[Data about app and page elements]
+ + + + + + +

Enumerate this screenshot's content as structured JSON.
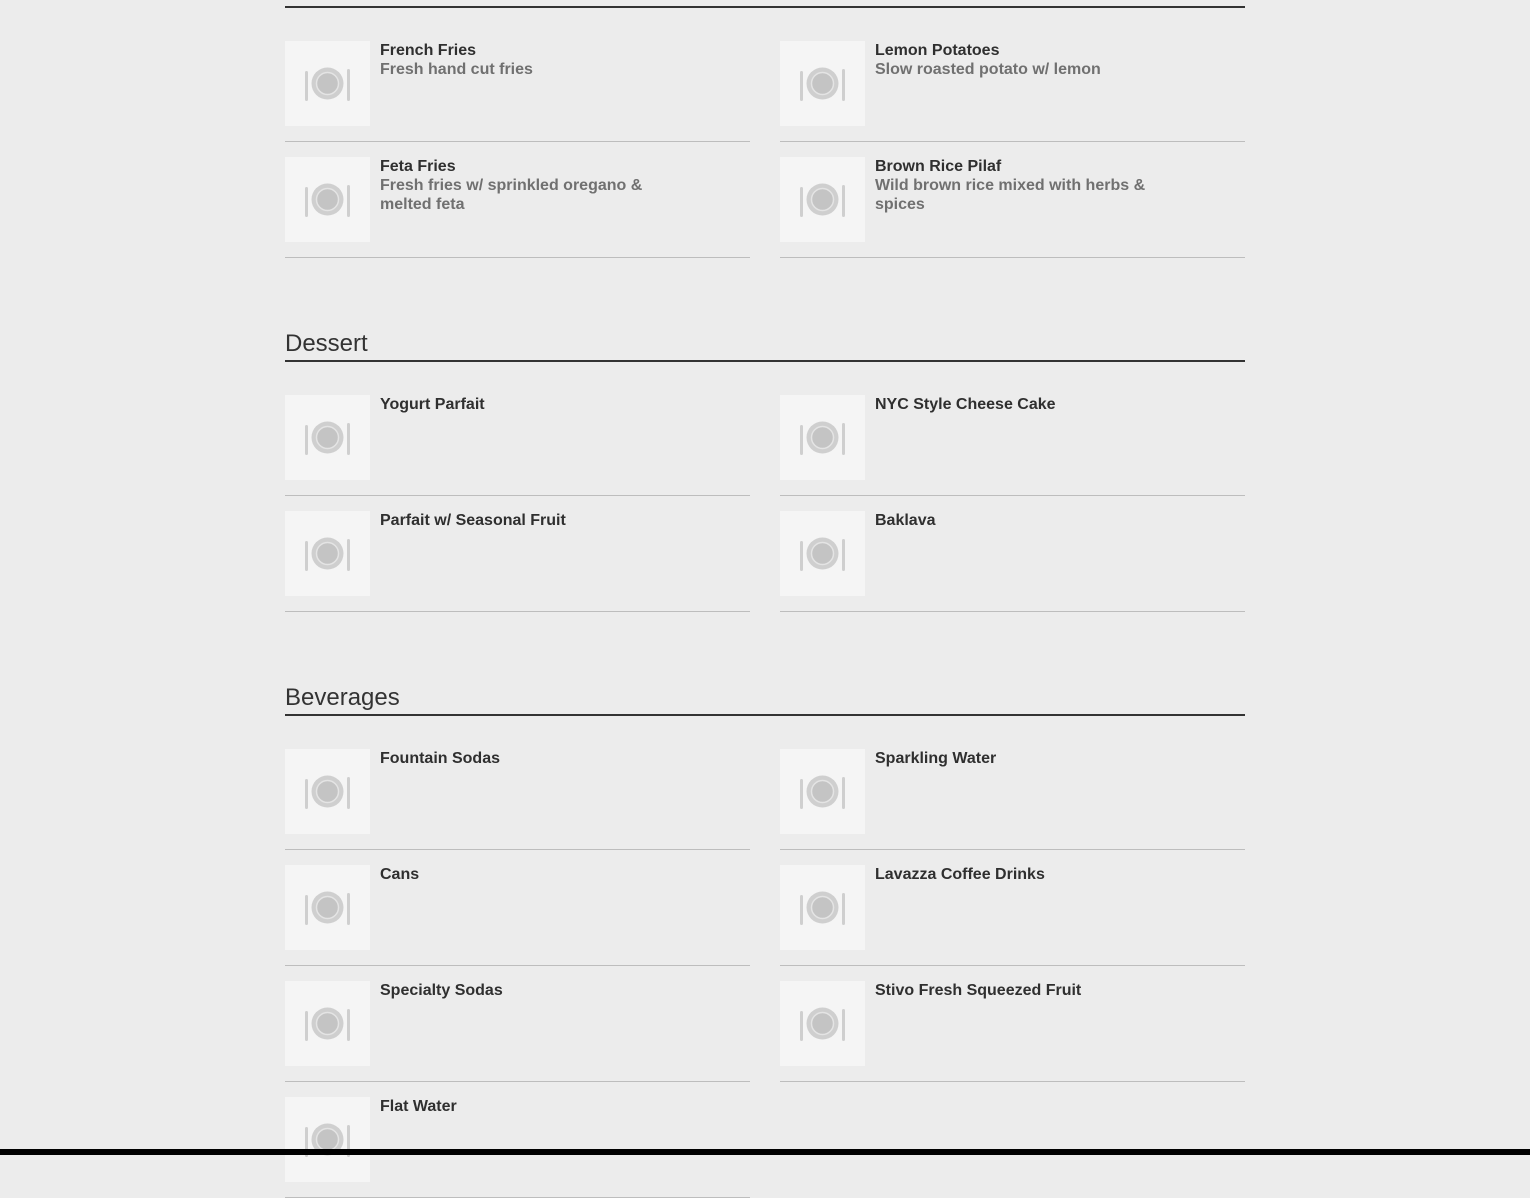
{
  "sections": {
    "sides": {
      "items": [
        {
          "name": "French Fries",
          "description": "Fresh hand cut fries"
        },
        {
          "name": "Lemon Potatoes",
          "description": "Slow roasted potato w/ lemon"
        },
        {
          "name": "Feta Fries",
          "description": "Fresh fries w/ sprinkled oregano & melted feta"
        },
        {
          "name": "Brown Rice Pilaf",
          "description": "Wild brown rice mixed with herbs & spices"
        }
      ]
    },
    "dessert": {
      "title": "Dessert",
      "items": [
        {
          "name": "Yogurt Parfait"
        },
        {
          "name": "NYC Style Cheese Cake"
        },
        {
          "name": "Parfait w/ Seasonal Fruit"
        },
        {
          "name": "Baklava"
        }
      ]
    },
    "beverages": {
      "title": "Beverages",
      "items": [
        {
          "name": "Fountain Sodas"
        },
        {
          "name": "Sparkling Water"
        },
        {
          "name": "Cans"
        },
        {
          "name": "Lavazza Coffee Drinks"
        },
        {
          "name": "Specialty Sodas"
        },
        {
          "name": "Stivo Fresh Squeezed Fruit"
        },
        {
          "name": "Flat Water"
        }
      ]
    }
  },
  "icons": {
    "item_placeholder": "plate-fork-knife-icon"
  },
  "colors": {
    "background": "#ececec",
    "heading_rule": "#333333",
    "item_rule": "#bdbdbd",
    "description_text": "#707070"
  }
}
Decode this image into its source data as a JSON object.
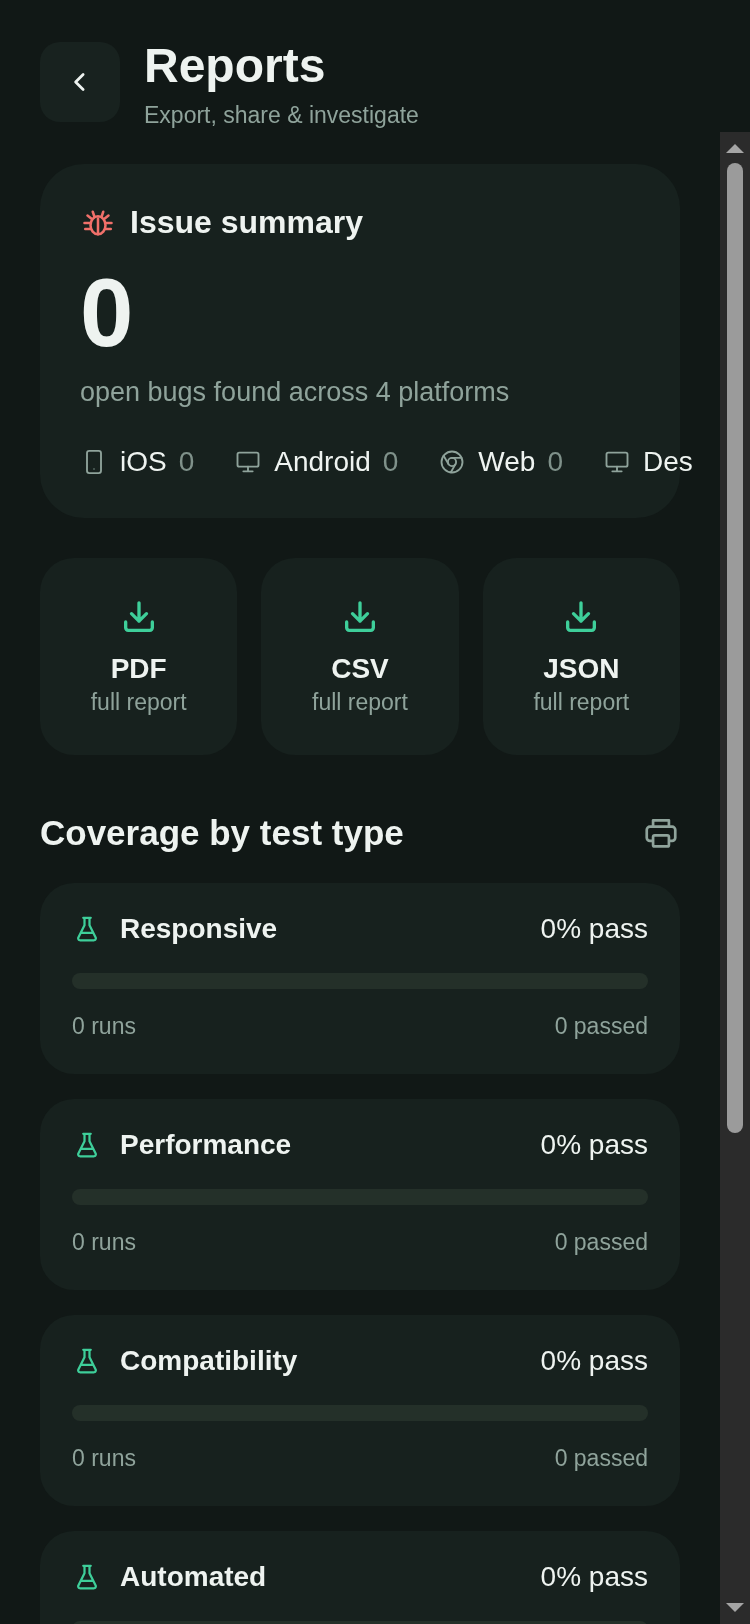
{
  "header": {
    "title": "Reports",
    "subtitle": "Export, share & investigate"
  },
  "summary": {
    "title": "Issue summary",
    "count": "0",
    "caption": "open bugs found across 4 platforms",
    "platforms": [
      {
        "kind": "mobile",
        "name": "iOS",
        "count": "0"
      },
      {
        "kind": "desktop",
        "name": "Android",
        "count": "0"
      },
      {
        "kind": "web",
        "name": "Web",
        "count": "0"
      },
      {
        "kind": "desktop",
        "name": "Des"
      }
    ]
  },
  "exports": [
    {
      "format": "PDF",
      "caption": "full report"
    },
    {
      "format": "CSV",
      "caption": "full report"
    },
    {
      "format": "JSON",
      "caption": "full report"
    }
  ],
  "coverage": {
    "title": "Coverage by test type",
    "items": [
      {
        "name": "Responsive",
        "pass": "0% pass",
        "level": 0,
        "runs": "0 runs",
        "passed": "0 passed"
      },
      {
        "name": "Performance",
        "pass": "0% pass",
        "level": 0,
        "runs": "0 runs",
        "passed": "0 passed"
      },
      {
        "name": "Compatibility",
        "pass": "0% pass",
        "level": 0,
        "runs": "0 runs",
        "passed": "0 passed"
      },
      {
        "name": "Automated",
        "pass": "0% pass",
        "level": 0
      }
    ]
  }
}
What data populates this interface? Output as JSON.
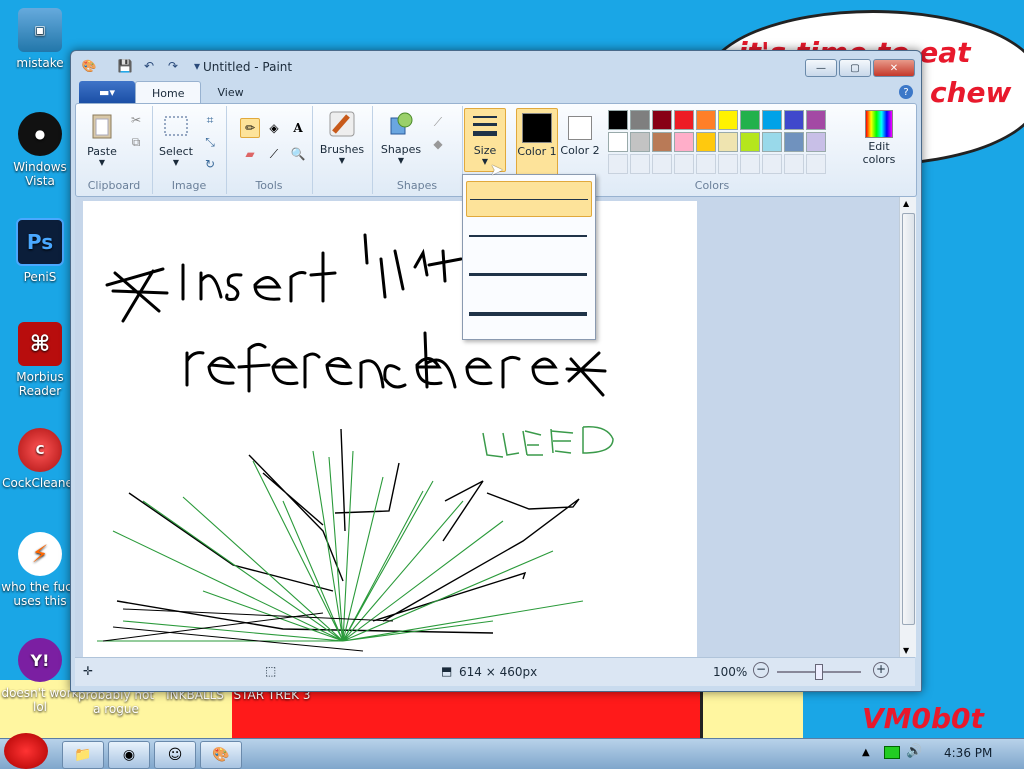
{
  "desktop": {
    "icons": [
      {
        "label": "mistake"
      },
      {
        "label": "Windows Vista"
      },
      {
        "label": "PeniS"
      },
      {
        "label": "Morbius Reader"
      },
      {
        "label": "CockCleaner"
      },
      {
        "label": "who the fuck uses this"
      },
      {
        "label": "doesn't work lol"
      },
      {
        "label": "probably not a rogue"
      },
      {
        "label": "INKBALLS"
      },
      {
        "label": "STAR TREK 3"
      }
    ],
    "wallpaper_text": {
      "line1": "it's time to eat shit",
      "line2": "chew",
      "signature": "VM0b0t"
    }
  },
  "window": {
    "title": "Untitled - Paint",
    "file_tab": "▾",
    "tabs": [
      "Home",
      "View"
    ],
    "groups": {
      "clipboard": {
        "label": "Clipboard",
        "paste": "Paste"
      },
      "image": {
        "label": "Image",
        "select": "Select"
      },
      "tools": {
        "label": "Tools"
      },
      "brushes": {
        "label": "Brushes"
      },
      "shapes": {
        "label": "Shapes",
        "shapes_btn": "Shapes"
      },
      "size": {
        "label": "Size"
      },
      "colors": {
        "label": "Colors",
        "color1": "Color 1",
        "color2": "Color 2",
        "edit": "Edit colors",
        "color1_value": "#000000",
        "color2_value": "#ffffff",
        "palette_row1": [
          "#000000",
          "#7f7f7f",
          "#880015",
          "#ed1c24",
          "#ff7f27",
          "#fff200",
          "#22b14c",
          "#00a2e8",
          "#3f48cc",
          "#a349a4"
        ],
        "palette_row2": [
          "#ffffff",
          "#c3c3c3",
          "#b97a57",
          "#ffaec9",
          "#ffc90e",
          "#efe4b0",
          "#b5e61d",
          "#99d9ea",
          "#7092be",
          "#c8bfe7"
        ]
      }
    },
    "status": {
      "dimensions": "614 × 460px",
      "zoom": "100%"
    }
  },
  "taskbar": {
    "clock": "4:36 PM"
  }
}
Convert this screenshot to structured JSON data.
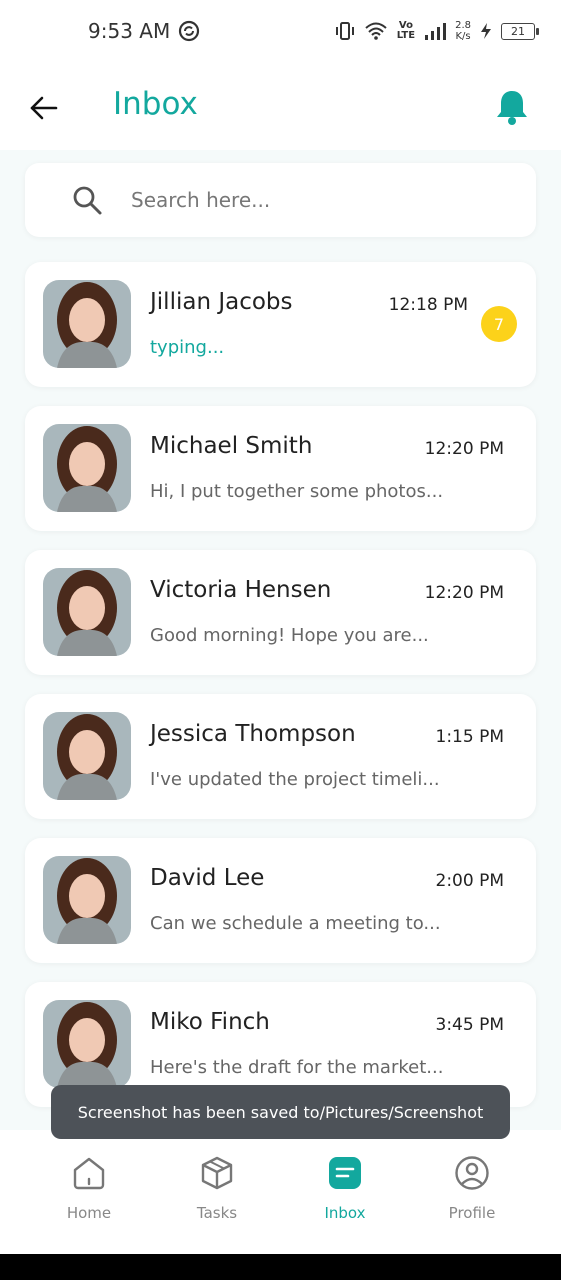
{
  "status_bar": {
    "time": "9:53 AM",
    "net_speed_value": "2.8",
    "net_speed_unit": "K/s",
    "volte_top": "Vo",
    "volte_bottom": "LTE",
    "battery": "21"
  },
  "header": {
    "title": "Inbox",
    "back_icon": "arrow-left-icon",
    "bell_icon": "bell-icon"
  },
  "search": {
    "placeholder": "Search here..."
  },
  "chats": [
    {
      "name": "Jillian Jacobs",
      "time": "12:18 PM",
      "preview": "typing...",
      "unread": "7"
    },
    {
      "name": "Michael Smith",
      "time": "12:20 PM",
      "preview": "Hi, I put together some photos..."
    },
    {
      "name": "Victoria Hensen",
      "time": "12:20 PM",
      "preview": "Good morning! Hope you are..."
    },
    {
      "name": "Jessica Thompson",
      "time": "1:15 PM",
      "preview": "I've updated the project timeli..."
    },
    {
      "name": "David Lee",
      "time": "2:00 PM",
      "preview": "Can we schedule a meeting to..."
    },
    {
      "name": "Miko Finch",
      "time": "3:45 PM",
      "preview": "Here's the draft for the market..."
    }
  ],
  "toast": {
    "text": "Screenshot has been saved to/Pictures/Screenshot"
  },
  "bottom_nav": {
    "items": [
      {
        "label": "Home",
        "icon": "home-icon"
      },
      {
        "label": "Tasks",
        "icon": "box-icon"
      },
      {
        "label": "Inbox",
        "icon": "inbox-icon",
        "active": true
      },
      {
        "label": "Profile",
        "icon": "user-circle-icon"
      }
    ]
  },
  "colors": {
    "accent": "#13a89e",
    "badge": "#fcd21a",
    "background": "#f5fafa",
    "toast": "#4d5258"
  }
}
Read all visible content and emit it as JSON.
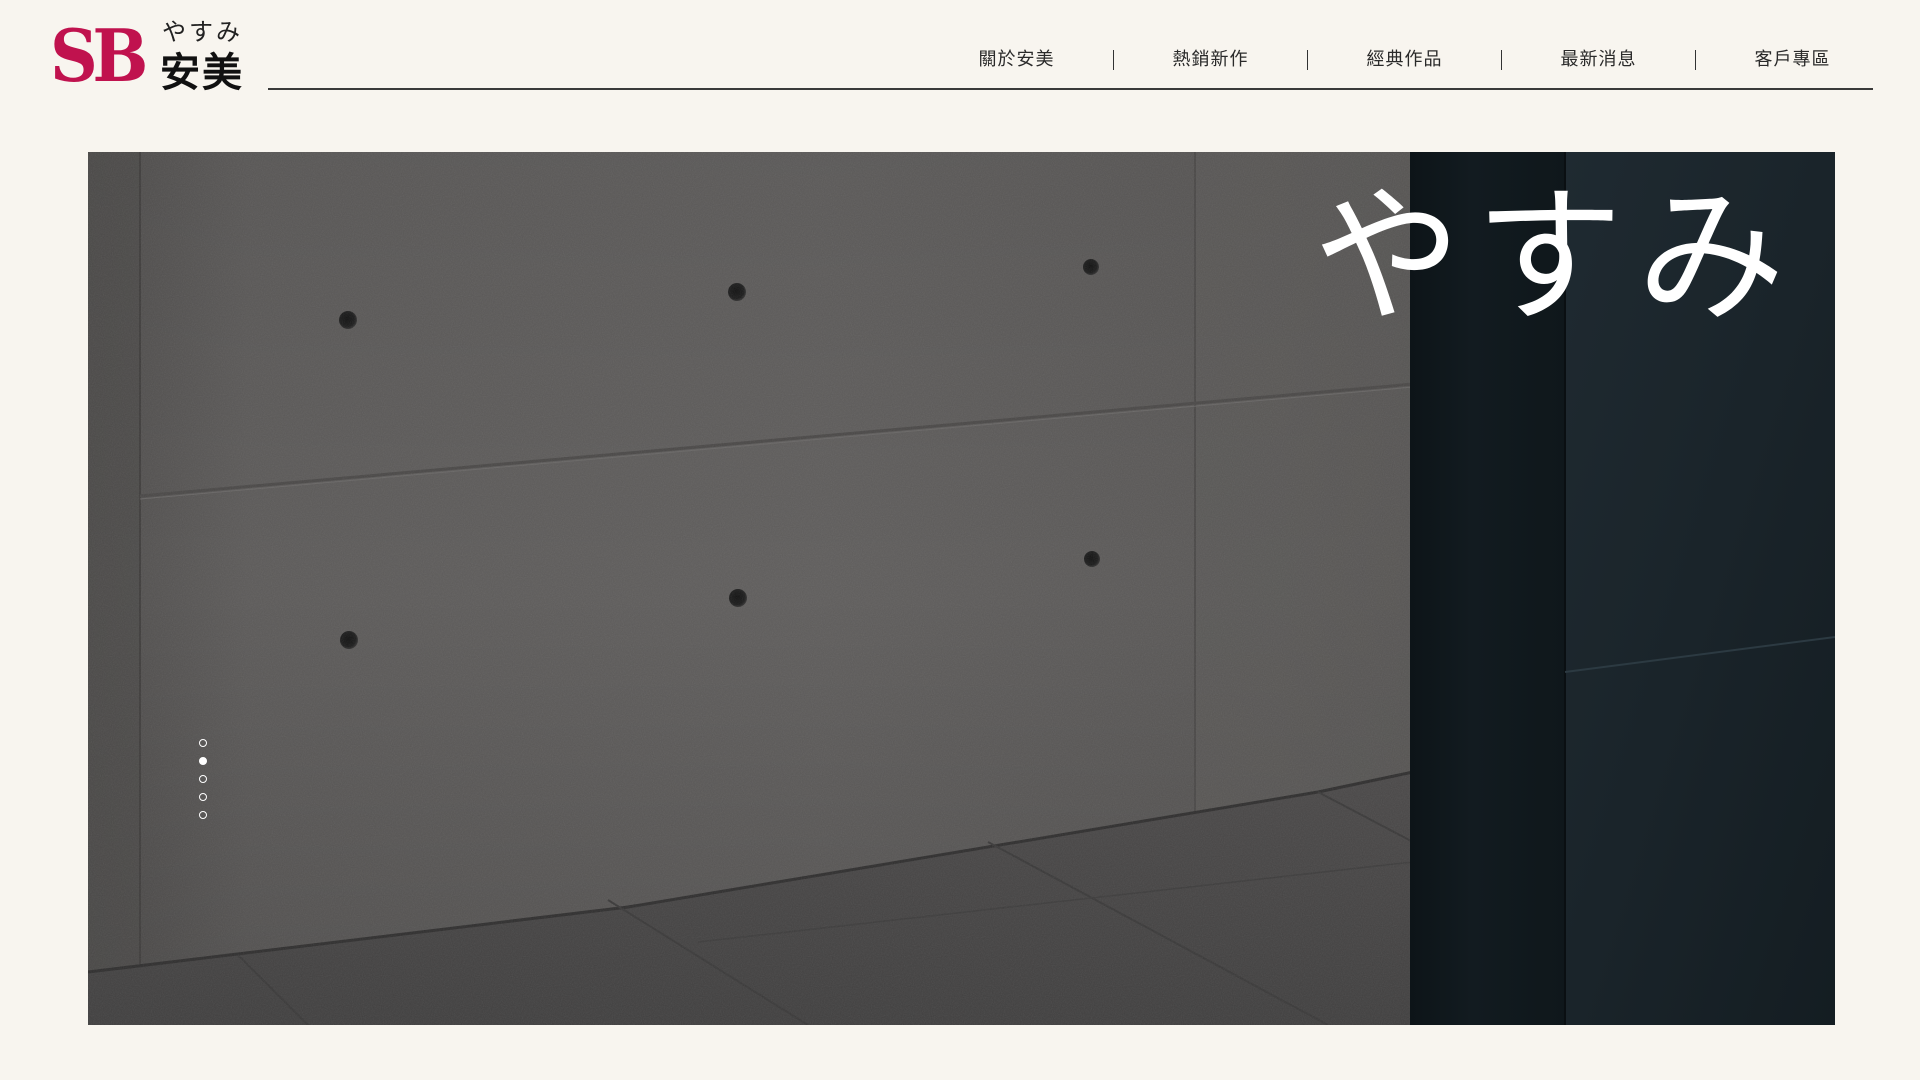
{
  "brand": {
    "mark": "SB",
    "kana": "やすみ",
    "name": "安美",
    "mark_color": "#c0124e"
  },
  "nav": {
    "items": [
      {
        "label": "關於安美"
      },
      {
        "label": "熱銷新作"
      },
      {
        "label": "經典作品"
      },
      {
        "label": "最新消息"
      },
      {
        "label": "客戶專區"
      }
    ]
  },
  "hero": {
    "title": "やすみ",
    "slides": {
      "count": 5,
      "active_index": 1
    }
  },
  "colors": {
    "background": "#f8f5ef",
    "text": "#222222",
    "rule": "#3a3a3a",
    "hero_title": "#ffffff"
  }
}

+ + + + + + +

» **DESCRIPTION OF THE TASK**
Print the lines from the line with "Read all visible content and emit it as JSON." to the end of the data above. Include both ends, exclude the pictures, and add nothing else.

» **ANSWER SECTION**
Read all visible content and emit it as JSON.
{
  "brand": {
    "mark": "SB",
    "kana": "やすみ",
    "name": "安美",
    "mark_color": "#c0124e"
  },
  "nav": {
    "items": [
      {
        "label": "關於安美"
      },
      {
        "label": "熱銷新作"
      },
      {
        "label": "經典作品"
      },
      {
        "label": "最新消息"
      },
      {
        "label": "客戶專區"
      }
    ]
  },
  "hero": {
    "title": "やすみ",
    "slides": {
      "count": 5,
      "active_index": 1
    }
  },
  "colors": {
    "background": "#f8f5ef",
    "text": "#222222",
    "rule": "#3a3a3a",
    "hero_title": "#ffffff"
  }
}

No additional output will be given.